Aniomagic's Temperature Sensor (image via  Aniomagic.com )

Aniomagic's Temperature Sensor (image via Aniomagic.com)

 

Aniomagic even has a cool tutorial for a temperature sensing coaster, which I ended up adapting for my coffee sleeve idea.

Aniomagic's Smart Coaster Project (image via  Aniomagic.com )

Aniomagic's Smart Coaster Project (image via Aniomagic.com)

 

For my project I used my favorite little bipolar LEDs from Electronic Goldmine as the eyes for a fleece Penguin. The temperature sensor is hidden behind his belly and lights the LEDs red if the temperature is higher than my calibrated preference, and green when it is ‘just right’. Once the temperature drops lower than my preference, the LEDs turn off. There is a 3rd output that I could have hooked additional LEDs to, but I liked the simple red/green communication as I am more concerned with the higher temps than my beverage being too cold.

This was a fun little project to wire up and I’m happy with the design. After testing it I found that the sensor needed to be pressed right up against the cup or it lost the reading, this can be solved by placing your fingers right on the penguin to keep the tension. I tried it out on some green tea, and I think I’ll bring it along on my next visit to my local coffee shop and see how it does with different beverages.

Check out some progress shots and details of construction below and on my Flickr account.

Project: Soft Circuit Business Card

Inspiration…

Last month I was brainstorming some redesign ideas for my website & branding and really got hooked on alternative/extreme business cards. I searched around to see if there were any electronic ones and here are some really cool projects I dug up:

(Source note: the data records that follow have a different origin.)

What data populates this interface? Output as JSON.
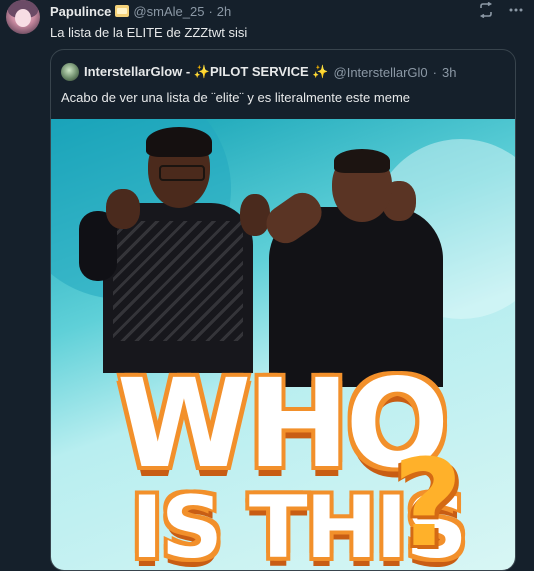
{
  "tweet": {
    "author_name": "Papulince",
    "handle": "@smAle_25",
    "separator": "·",
    "time": "2h",
    "text": "La lista de la ELITE de ZZZtwt sisi"
  },
  "quote": {
    "author_name": "InterstellarGlow - ✨PILOT SERVICE ✨",
    "handle": "@InterstellarGl0",
    "separator": "·",
    "time": "3h",
    "text": "Acabo de ver una lista de ¨elite¨ y es literalmente este meme"
  },
  "media": {
    "line1": "WHO",
    "line2": "IS THIS",
    "mark": "?"
  },
  "icons": {
    "retweet": "retweet-icon",
    "more": "more-icon"
  },
  "colors": {
    "background": "#15202b",
    "secondary_text": "#8b98a5",
    "border": "#38444d"
  }
}
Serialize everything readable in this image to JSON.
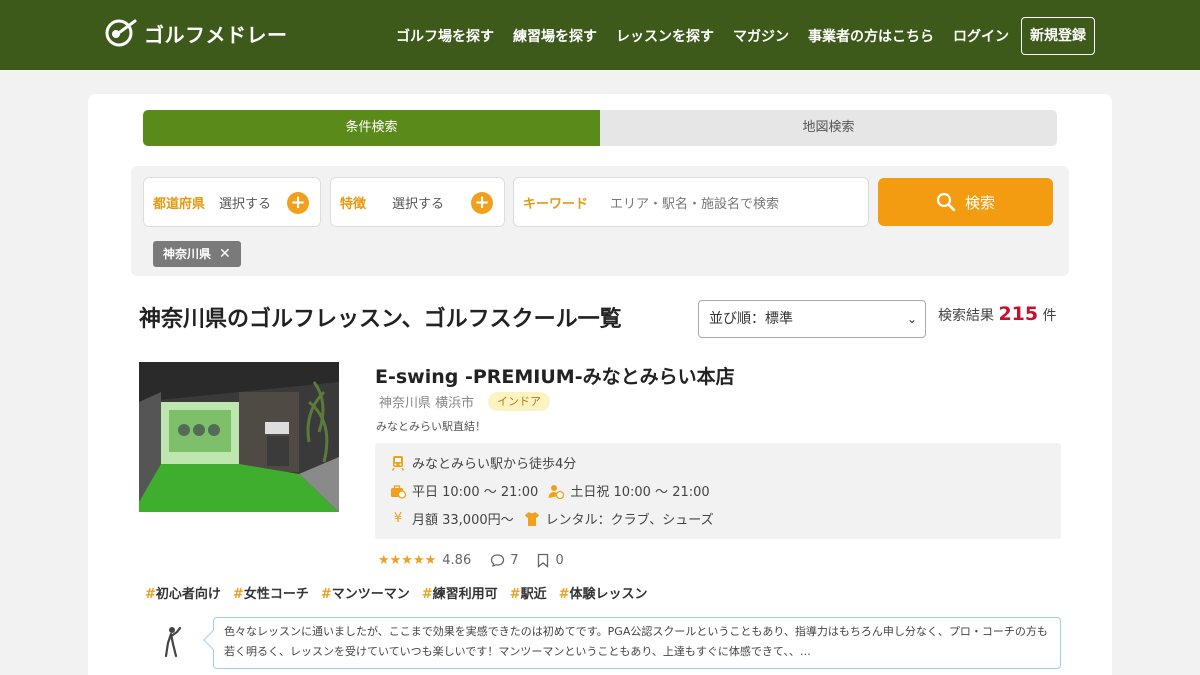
{
  "header": {
    "logo_text": "ゴルフメドレー",
    "nav": [
      "ゴルフ場を探す",
      "練習場を探す",
      "レッスンを探す",
      "マガジン",
      "事業者の方はこちら",
      "ログイン"
    ],
    "signup_label": "新規登録",
    "bg_color": "#3d5a1a"
  },
  "tabs": {
    "active": "条件検索",
    "inactive": "地図検索"
  },
  "search": {
    "prefecture_label": "都道府県",
    "prefecture_value": "選択する",
    "feature_label": "特徴",
    "feature_value": "選択する",
    "keyword_label": "キーワード",
    "keyword_placeholder": "エリア・駅名・施設名で検索",
    "button_label": "検索",
    "selected_chip": "神奈川県"
  },
  "listing": {
    "title": "神奈川県のゴルフレッスン、ゴルフスクール一覧",
    "sort_label": "並び順：標準",
    "result_prefix": "検索結果",
    "result_count": "215",
    "result_suffix": "件"
  },
  "card": {
    "name": "E-swing -PREMIUM-みなとみらい本店",
    "location": "神奈川県 横浜市",
    "badge": "インドア",
    "catch": "みなとみらい駅直結！",
    "access": "みなとみらい駅から徒歩4分",
    "weekday_hours": "平日 10:00 〜 21:00",
    "holiday_hours": "土日祝 10:00 〜 21:00",
    "price": "月額 33,000円〜",
    "rental": "レンタル：クラブ、シューズ",
    "stars": "★★★★★",
    "rating": "4.86",
    "comments": "7",
    "bookmarks": "0",
    "tags": [
      "初心者向け",
      "女性コーチ",
      "マンツーマン",
      "練習利用可",
      "駅近",
      "体験レッスン"
    ],
    "review": "色々なレッスンに通いましたが、ここまで効果を実感できたのは初めてです。PGA公認スクールということもあり、指導力はもちろん申し分なく、プロ・コーチの方も若く明るく、レッスンを受けていていつも楽しいです！マンツーマンということもあり、上達もすぐに体感できて、、…"
  },
  "colors": {
    "accent_green": "#5a8a19",
    "accent_orange": "#f39c12",
    "result_red": "#c8102e"
  }
}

Image by Tom Ward (via Instructables)

 

 

 

 

 

 

Tom Ward of LightBox Technology has made some Instructables for an autodialing cardflashlight card, and a dot matrix card.

Evil Mad Scientist Laboratories makes some nifty Business Card Breakout Boards.

 

Image via Adafruit

Image via Adafruit

Another great PCBbusiness card as posted on the Adafruit Industries Blog.

Results…

Tonight I sat down and played around with some felt I had hanging around and made a fabric ‘business card’ prototype. I used a CR1216 battery & holder I had left over from making LED bracelets awhile back, which I like because they are a lot smaller than CR2032s. I made little flower sequins out of bipolar LEDs and sewed them to a top layer of felt and then to some pushbuttons made with conductive fabric . The bottom felt is some really stiff stuff I got from the dollar storewhich makes a great cardstock-like backing for structure. The text on the front is my nickname; the design is how I used to sign my art projects when I was a teenager, so it’s a little fun piece of nostalgia. When you press the buttons, the LEDs light up, the right button makes red, the left makes green, and pressing both at the same time will make an orangey-yellow.

 

Check out some more images on my flickr page.